Egypt, now in political revolution, is one of the largest recipients of U.S. foreign aid, getting more than a billion dollars annually.
As this data from USAID’s excellent new Foreign Assistance Dashboard shows, nearly all of it has gone for “peace and security” — which is, of course, a euphemism for military spending.
Supporting Egypt’s outgoing (soon, yes) dictatorial president Hosni Mubarak has been the primary motive for that aid, partly because of Egypt’s relatively friendly stance as an Arab nation toward us and toward Israel.
Two problems jump out from today’s news:
1) The downside of supporting dictators.
This arrangement — aiding a dictatorship — has put the U.S. government once again awkwardly in the middle of a fight between an oppressor and the oppressed people.
As FDR once supposedly said when someone complained to him about our support of a certain Central American dictator: “He may be a son-of-a-bitch but at least he’s our son-of-bitch.” Mubarak was our SOB in Egypt, and so here we are again.

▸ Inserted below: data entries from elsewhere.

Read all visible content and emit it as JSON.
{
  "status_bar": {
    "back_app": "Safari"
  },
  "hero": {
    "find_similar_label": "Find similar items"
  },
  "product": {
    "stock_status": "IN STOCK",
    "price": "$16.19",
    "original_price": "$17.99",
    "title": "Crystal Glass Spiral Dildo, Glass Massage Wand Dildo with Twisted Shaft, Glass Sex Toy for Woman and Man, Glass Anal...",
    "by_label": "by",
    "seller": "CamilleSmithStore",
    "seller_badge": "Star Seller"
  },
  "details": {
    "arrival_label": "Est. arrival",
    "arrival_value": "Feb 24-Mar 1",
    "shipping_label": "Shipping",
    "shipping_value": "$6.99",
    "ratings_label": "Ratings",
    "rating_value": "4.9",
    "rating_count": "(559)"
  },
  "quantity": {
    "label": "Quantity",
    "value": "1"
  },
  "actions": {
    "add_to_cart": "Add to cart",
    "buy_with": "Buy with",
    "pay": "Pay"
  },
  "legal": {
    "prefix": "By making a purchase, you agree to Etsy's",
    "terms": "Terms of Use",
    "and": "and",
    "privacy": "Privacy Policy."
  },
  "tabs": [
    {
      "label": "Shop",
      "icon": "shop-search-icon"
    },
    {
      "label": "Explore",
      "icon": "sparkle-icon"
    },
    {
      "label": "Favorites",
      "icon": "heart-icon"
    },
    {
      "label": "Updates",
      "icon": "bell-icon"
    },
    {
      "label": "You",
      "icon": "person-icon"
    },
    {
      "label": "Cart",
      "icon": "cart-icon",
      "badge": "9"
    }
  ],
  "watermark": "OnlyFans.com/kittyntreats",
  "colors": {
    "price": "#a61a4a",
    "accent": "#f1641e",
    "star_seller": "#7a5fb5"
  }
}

Some pundits are, of course, saying we should stop funding dictatorships.
The Egyptian military, interestingly, has not supported Mubarak so far and has thrown its US-funded weight and weaponry behind the protesters. So, maybe we can eventually claim credit for funding this revolution.
2) Military aid vs. development aid.
However this shakes out as a matter of geopolitics, I wonder if anyone in the Obama Administration is factoring in what’s happened in Egypt as part of the effort to re-invent foreign aid.
My question is:
Are we going to keep using foreign aid primarily for political leverage?
Alternatively, we could use some other mechanism for political support, and focus “foreign aid” on providing assistance to the neediest people.
In other words, when we send military support to our allies, whether or not they’re dictators, maybe we should call it something else. Here’s something I wrote earlier on Secretary of State Hillary Clinton taking the risk of confusing aid with foreign policy.